“These go to eleven.“
I know people who feel the funniest moment in all of film is the bit in This is Spinal Tap about the volume knobs that go to 11. It does seem clear that the bit has become a well-known cultural meme. Just about everyone (who’s anyone) knows exactly what you mean when you refer to turning it up to eleven. For those of you just exiting the cave (Plato’s or otherwise), here’s the bit:
The universe is perverse. I don’t mean that in the peeking into windows sense (although the universe is indeed peeking into all our windows every moment), but in the ironic sense.
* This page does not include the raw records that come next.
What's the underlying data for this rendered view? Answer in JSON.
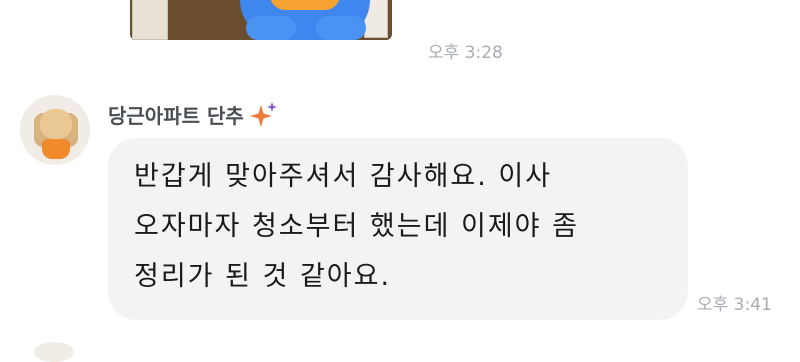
{
  "messages": {
    "sticker_time": "오후 3:28",
    "sender_name": "당근아파트 단추",
    "text_lines": [
      "반갑게 맞아주셔서 감사해요. 이사",
      "오자마자 청소부터 했는데 이제야 좀",
      "정리가 된 것 같아요."
    ],
    "text_time": "오후 3:41"
  },
  "icons": {
    "avatar": "dog-avatar-icon",
    "badge": "sparkle-icon"
  },
  "colors": {
    "bubble_bg": "#f2f3f5",
    "time": "#a8adb3",
    "sparkle_main": "#ef7a3c",
    "sparkle_small": "#8e5cc9"
  }
}
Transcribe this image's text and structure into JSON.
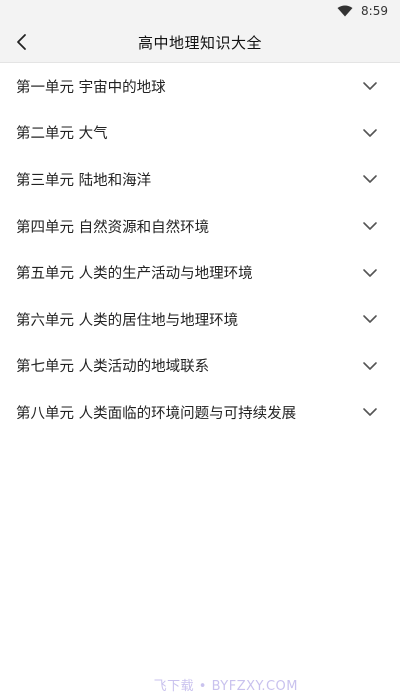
{
  "status_bar": {
    "time": "8:59"
  },
  "header": {
    "title": "高中地理知识大全",
    "back_icon": "chevron-left"
  },
  "units": [
    {
      "label": "第一单元 宇宙中的地球"
    },
    {
      "label": "第二单元 大气"
    },
    {
      "label": "第三单元 陆地和海洋"
    },
    {
      "label": "第四单元 自然资源和自然环境"
    },
    {
      "label": "第五单元 人类的生产活动与地理环境"
    },
    {
      "label": "第六单元 人类的居住地与地理环境"
    },
    {
      "label": "第七单元 人类活动的地域联系"
    },
    {
      "label": "第八单元 人类面临的环境问题与可持续发展"
    }
  ],
  "watermark": "飞下载 • BYFZXY.COM"
}
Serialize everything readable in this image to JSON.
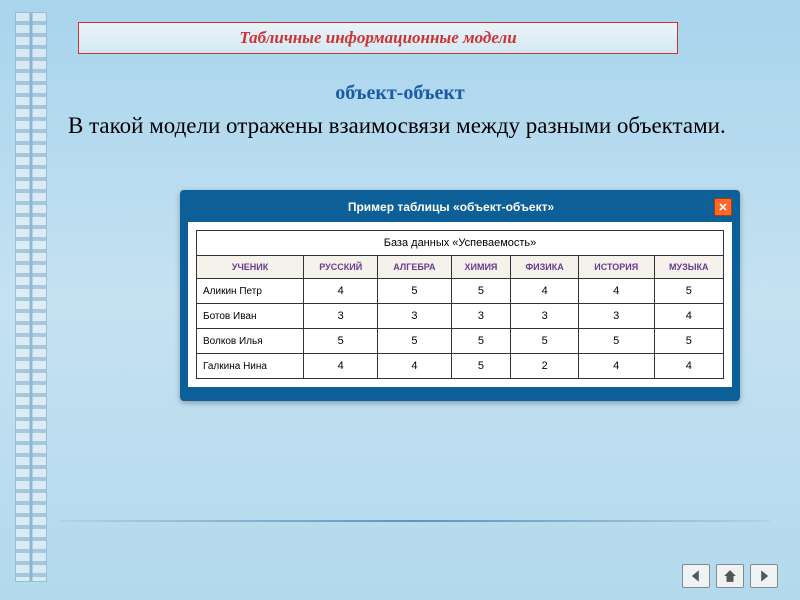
{
  "titleBar": "Табличные информационные модели",
  "subtitle": "объект-объект",
  "bodyText": "В такой модели отражены взаимосвязи между разными объектами.",
  "tableWindow": {
    "header": "Пример таблицы «объект-объект»",
    "closeLabel": "✕",
    "dbTitle": "База данных   «Успеваемость»",
    "columns": [
      "УЧЕНИК",
      "РУССКИЙ",
      "АЛГЕБРА",
      "ХИМИЯ",
      "ФИЗИКА",
      "ИСТОРИЯ",
      "МУЗЫКА"
    ],
    "rows": [
      {
        "name": "Аликин Петр",
        "grades": [
          4,
          5,
          5,
          4,
          4,
          5
        ]
      },
      {
        "name": "Ботов Иван",
        "grades": [
          3,
          3,
          3,
          3,
          3,
          4
        ]
      },
      {
        "name": "Волков Илья",
        "grades": [
          5,
          5,
          5,
          5,
          5,
          5
        ]
      },
      {
        "name": "Галкина Нина",
        "grades": [
          4,
          4,
          5,
          2,
          4,
          4
        ]
      }
    ]
  },
  "nav": {
    "prev": "prev",
    "home": "home",
    "next": "next"
  }
}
The universe is deeply, hugely, fundamentally ironic in ways that are incredibly perverse.
It is ironic in that the only constant is that nothing is constant.
It is ironic in that the only absolute truth is that nothing is absolutely true.
It is ironic in that its most basic everyday aspects are its greatest mysteries.
It is ironic in that the toast always lands buttered side down.
Sidebands are 10; a full hand; a (very small) odometer moment.
The accident of genetics and evolution that gives us ten fingers (and ten toes) causes us to count in tens and celebrate things that occur on tens boundaries. Turning 30, 40 or 50 years of age is viewed as cause to bring out the black balloons and mocking birthday cards. Yet celebrating 30, 40, 50 or 60 years of marriage is increasingly cause to celebrate (especially these divorce-prone days).
Despite the (admittedly very pedantic) fact that the new millennium actually began in 2001—the first year of the new epoch—most people celebrated the odometer change from 1999 to 2000. (In our IT department we had to deal with the Y-to-K issue. We spent a huge amount of time going through all corporate documentation and changing all those “Y”s to “K”s. It was never clear why that was so important, but we got it done and just in time for the party.)
The baseball world was all agog this past week, because New York Yankee Derek Jeter got his 3000th hit (and he did it with a home run, a feat only ever equaled by Wade Boggs back in 1999—the last year of the previous millennium). Seems like getting 2999 (or 3001) hits is a pretty big deal, but 3000 is a record book entry.
In particular, we revere the major odometer numbers—the ones with all zeros (except for the “1” on the very left): 10; 100; 1000; 10,000; 100,000; 1,000,000; etc. There is, perhaps, an instinctive reason for this. These numbers represent the digit positions themselves and are the basis of how we naturally represent numbers.
And they progress upon themselves:
- 100 = (10 x 10)
- 1000 = (10 x 10 x 10)
- 10,000 = (10 x 10 x 10 x 10)
- (and so forth)
As we’ll explore some other time, they can also be represented like this:
- 10 = 101
- 100 = 102
- 1000 = 103
- 10,000 = 104
- (and so forth)
But for now, Sidebands are 10. Happy 1oth!